Coming across one of his original inspirations, who’s now a resident, Burt’s reminded of the spark that kicked him off in the early days. He’s also, yet again, faced with what life looks like after fame, and it’s far from the expectation he’d conceived as a child. Setting that aside, Burt becomes willing to be re-taught by this mentor, and you can see him reconnect with the initial fascination and passion that first drew him in. He starts to stand up to his personal and professional inadequacies and find his former enthusiasm, now redefined by his changed attitudes.

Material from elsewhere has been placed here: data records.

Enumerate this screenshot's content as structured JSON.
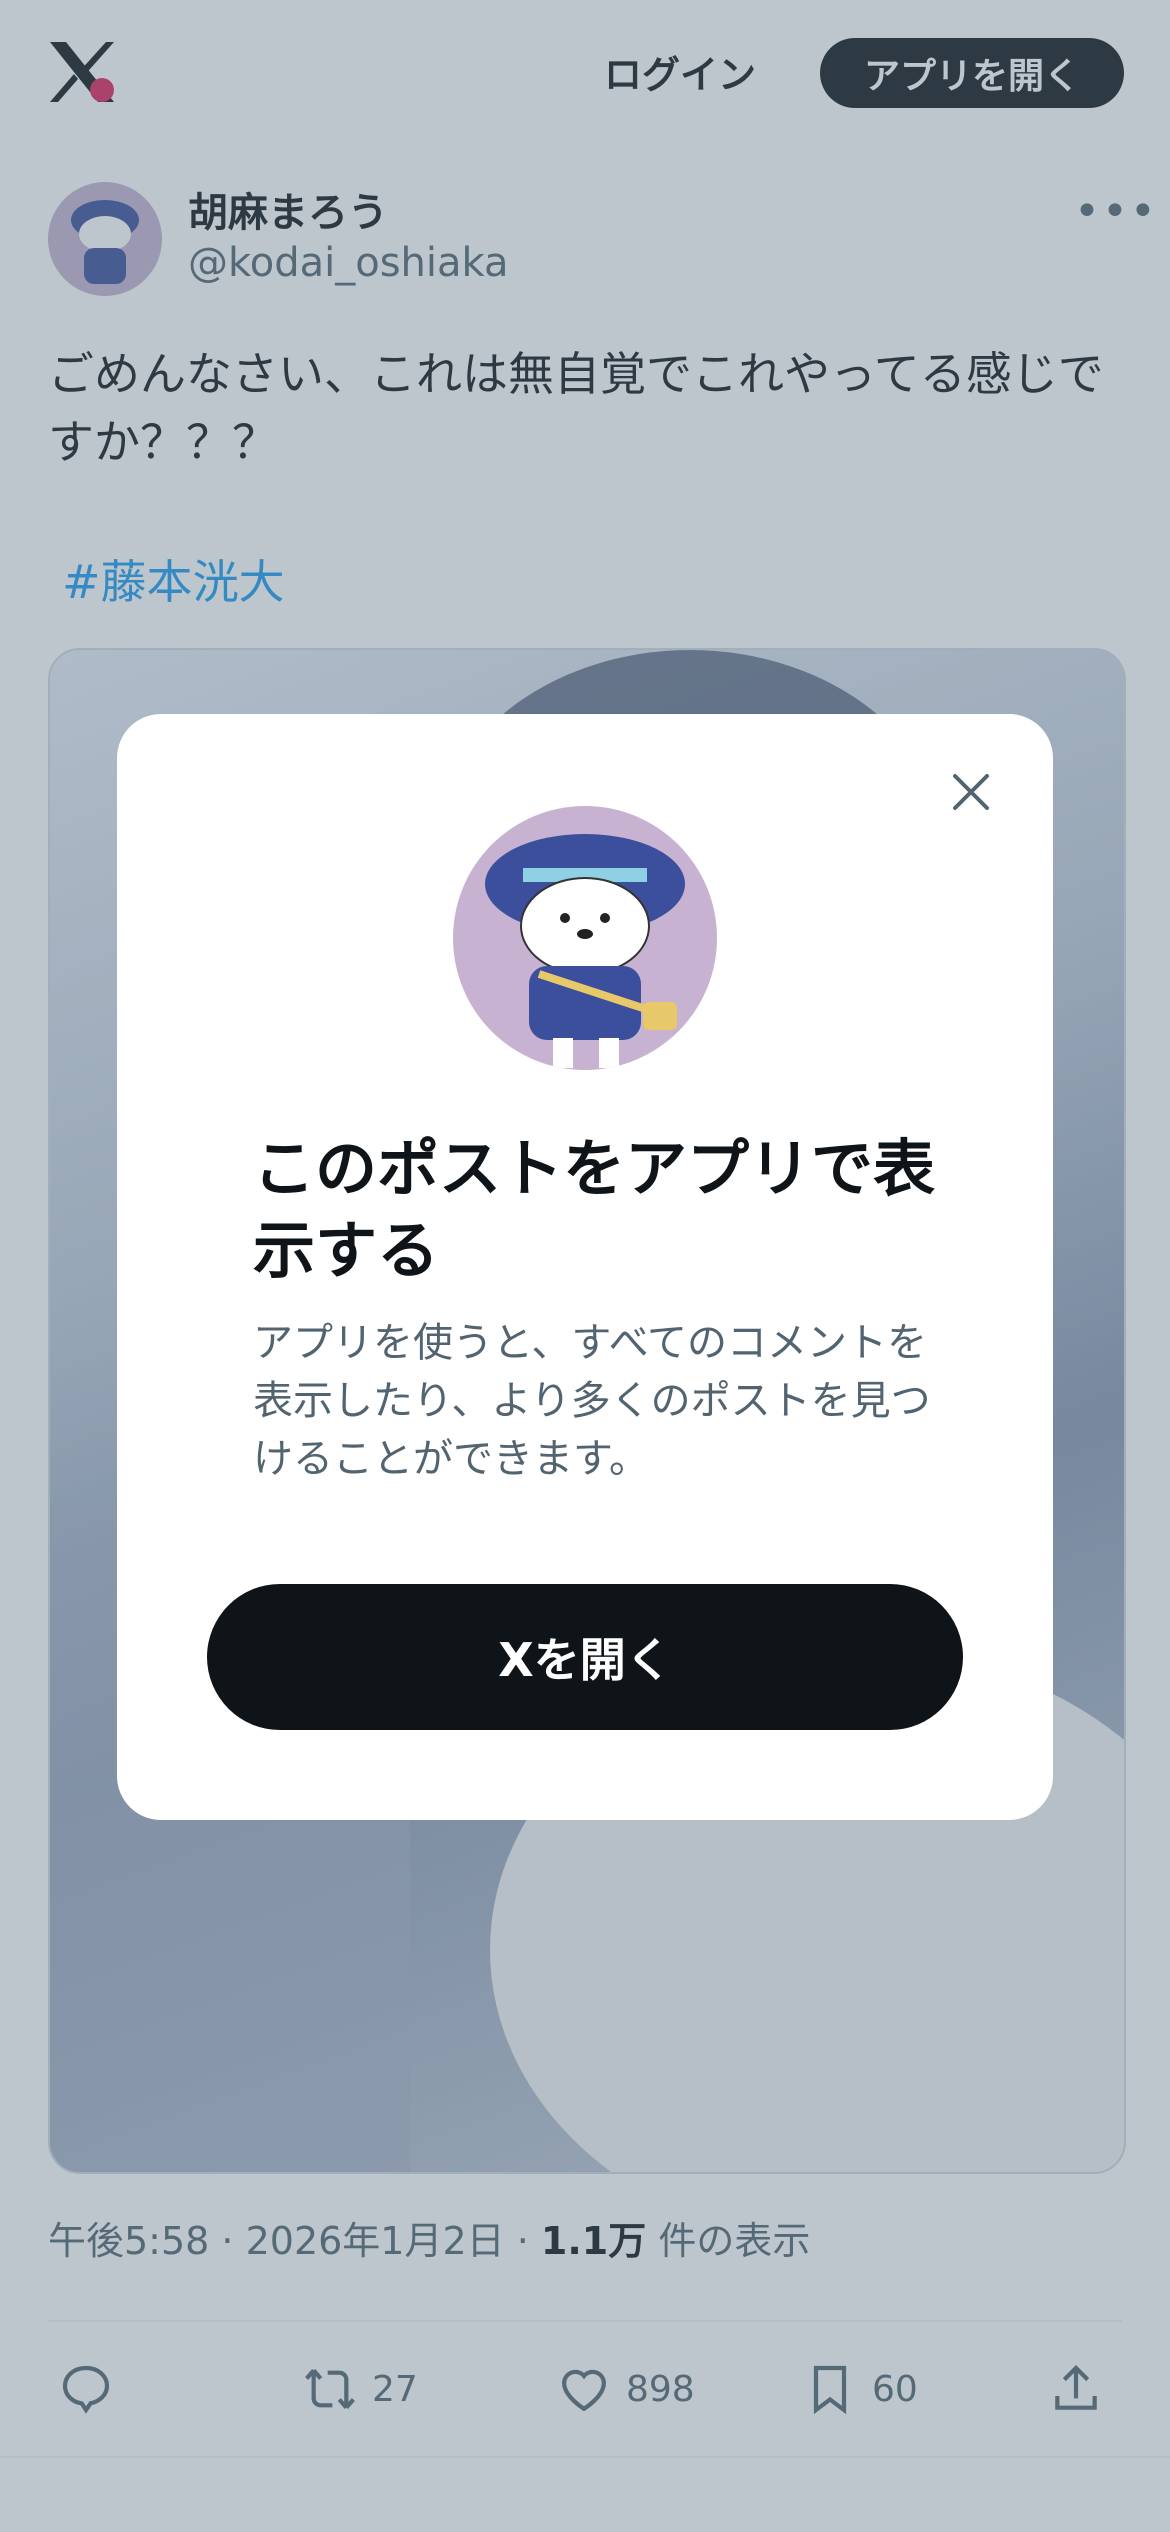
{
  "header": {
    "logo_icon": "x-logo-icon",
    "login_label": "ログイン",
    "open_app_label": "アプリを開く"
  },
  "post": {
    "author_name": "胡麻まろう",
    "author_handle": "@kodai_oshiaka",
    "more_icon": "more-icon",
    "text": "ごめんなさい、これは無自覚でこれやってる感じですか？？？",
    "hashtag": "#藤本洸大",
    "meta": {
      "time": "午後5:58",
      "sep1": " · ",
      "date": "2026年1月2日",
      "sep2": " · ",
      "views": "1.1万",
      "views_suffix": " 件の表示"
    },
    "actions": {
      "reply_icon": "reply-icon",
      "retweet_icon": "retweet-icon",
      "retweet_count": "27",
      "like_icon": "heart-icon",
      "like_count": "898",
      "bookmark_icon": "bookmark-icon",
      "bookmark_count": "60",
      "share_icon": "share-icon"
    }
  },
  "modal": {
    "close_icon": "close-icon",
    "title": "このポストをアプリで表示する",
    "description": "アプリを使うと、すべてのコメントを表示したり、より多くのポストを見つけることができます。",
    "button_label": "Xを開く"
  },
  "colors": {
    "text": "#0f1419",
    "secondary": "#536471",
    "link": "#1d9bf0",
    "overlay": "rgba(91,112,131,0.40)"
  }
}
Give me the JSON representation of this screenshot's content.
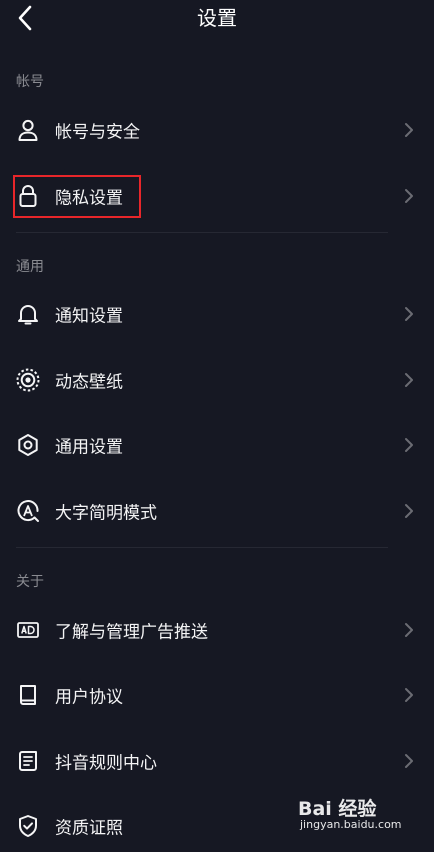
{
  "header": {
    "title": "设置",
    "back_icon": "back-arrow-icon"
  },
  "sections": [
    {
      "label": "帐号",
      "items": [
        {
          "label": "帐号与安全",
          "icon": "user-icon"
        },
        {
          "label": "隐私设置",
          "icon": "lock-icon",
          "highlighted": true
        }
      ]
    },
    {
      "label": "通用",
      "items": [
        {
          "label": "通知设置",
          "icon": "bell-icon"
        },
        {
          "label": "动态壁纸",
          "icon": "live-wallpaper-icon"
        },
        {
          "label": "通用设置",
          "icon": "gear-icon"
        },
        {
          "label": "大字简明模式",
          "icon": "large-font-icon"
        }
      ]
    },
    {
      "label": "关于",
      "items": [
        {
          "label": "了解与管理广告推送",
          "icon": "ad-icon"
        },
        {
          "label": "用户协议",
          "icon": "book-icon"
        },
        {
          "label": "抖音规则中心",
          "icon": "document-icon"
        },
        {
          "label": "资质证照",
          "icon": "shield-check-icon"
        }
      ]
    }
  ],
  "watermark": {
    "logo": "Bai 经验",
    "brand": "经验",
    "url": "jingyan.baidu.com"
  },
  "colors": {
    "background": "#161823",
    "text": "#f4f4f5",
    "section_label": "#8a8b91",
    "chevron": "#6b6c73",
    "divider": "#262833",
    "highlight": "#e8262a"
  }
}
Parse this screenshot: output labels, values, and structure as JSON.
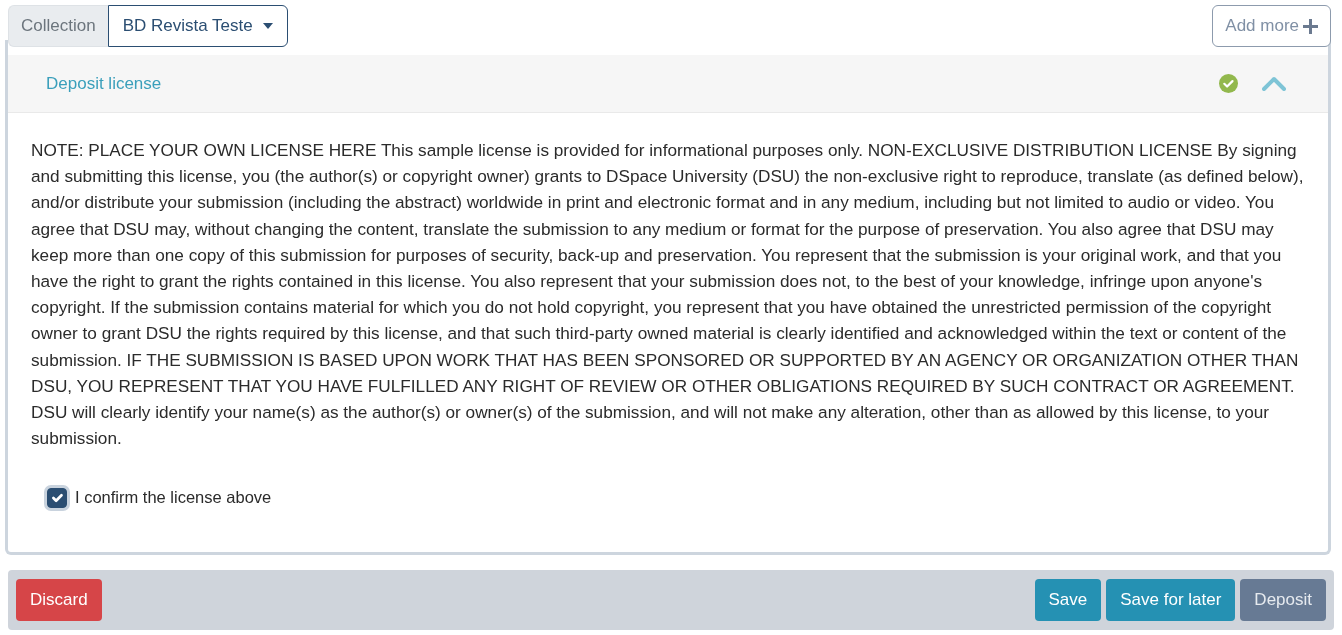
{
  "collection": {
    "label": "Collection",
    "value": "BD Revista Teste"
  },
  "add_more": {
    "label": "Add more"
  },
  "section": {
    "title": "Deposit license",
    "valid": true,
    "expanded": true,
    "license_text": "NOTE: PLACE YOUR OWN LICENSE HERE This sample license is provided for informational purposes only. NON-EXCLUSIVE DISTRIBUTION LICENSE By signing and submitting this license, you (the author(s) or copyright owner) grants to DSpace University (DSU) the non-exclusive right to reproduce, translate (as defined below), and/or distribute your submission (including the abstract) worldwide in print and electronic format and in any medium, including but not limited to audio or video. You agree that DSU may, without changing the content, translate the submission to any medium or format for the purpose of preservation. You also agree that DSU may keep more than one copy of this submission for purposes of security, back-up and preservation. You represent that the submission is your original work, and that you have the right to grant the rights contained in this license. You also represent that your submission does not, to the best of your knowledge, infringe upon anyone's copyright. If the submission contains material for which you do not hold copyright, you represent that you have obtained the unrestricted permission of the copyright owner to grant DSU the rights required by this license, and that such third-party owned material is clearly identified and acknowledged within the text or content of the submission. IF THE SUBMISSION IS BASED UPON WORK THAT HAS BEEN SPONSORED OR SUPPORTED BY AN AGENCY OR ORGANIZATION OTHER THAN DSU, YOU REPRESENT THAT YOU HAVE FULFILLED ANY RIGHT OF REVIEW OR OTHER OBLIGATIONS REQUIRED BY SUCH CONTRACT OR AGREEMENT. DSU will clearly identify your name(s) as the author(s) or owner(s) of the submission, and will not make any alteration, other than as allowed by this license, to your submission.",
    "confirm": {
      "label": "I confirm the license above",
      "checked": true
    }
  },
  "buttons": [
    {
      "label": "Discard",
      "kind": "danger"
    },
    {
      "label": "Save",
      "kind": "info"
    },
    {
      "label": "Save for later",
      "kind": "info"
    },
    {
      "label": "Deposit",
      "kind": "secondary"
    }
  ]
}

Now, while I don’t think this was Steve Carell’s best comedy, as there is a long time between laughs, and a lot of them aren’t quite as strong as you might expect, there is a great message between the lines that perhaps doesn’t need them.
Burt is in a place where he sees he’s become a commodity. Others are now more excited about his life than he is, and he’s lost any sense of purpose—of passion, He’s become bitter.
When confronted with the reality of the life that he’d dreamed up as a kid, the gaps between his expectations and the truth of what he experienced is where his sinicism and bitterness find space to take root. He’s disillusioned, and he doesn’t really have a framework through which to deal with it.
I found this quite a relevant reality to communicate, especially now in a generation where the pursuit of fame is paramount for so many people, there needs to be attention paid to the actual life led by those in these positions of high profile.
They do face times when no one will care who you are. You will still have emotional needs and inadequacies; those aren’t “cured” by fame, and, in some respects, I’m sure that’s what the hope of those desiring fame are after.
The sense of self-worth, identity, and value that is strived for here, can only be found in Christ, because what he says of us is intrinsically fitted and mapped to the internal need we have. It’s only then, from that place of security that we can have success in any endeavor in life (whether it leads to fame or not) and still remain personally intact regardless of external circumstances.
This also links in to the issue of pride that is running rife in Burt. Having nothing to credit his success to, other than his own perceived genius, the adulation he’s received through life has bred this sickness. However, when you understand that it is God who’s given you your gifts and abilities, and that it’s He who has enabled you through grace to be good at what you do, humility becomes a natural offset. Pride only seeps in when we fail to acknowledge Him.
This film does have adult content; you’ll need to make your own decisions about when viewing. There are definite language, violence, and sexual problems contained in it. But, if at the end of the day, you do choose to see it, I’d be paying attention to the story of life it tells, and the lessons to be learned about our approach to success, and the importance of a firm foundation.
Violence: Moderate / Profanity: Moderate—“Jesus,” “Oh J*sus,” “G*d-d*mn” (5), OMG (8), “For G*d’s sakes,” “God,” “Hell” (7), “damn,” s-words (8), “*ss” (6), “cr*p” / Sex/Nudity: Heavy—a lot of skin shown, some pelvic thrusting, innuendoes, crude sexual talk and jokes
See list of Relevant Issues—questions-and-answers.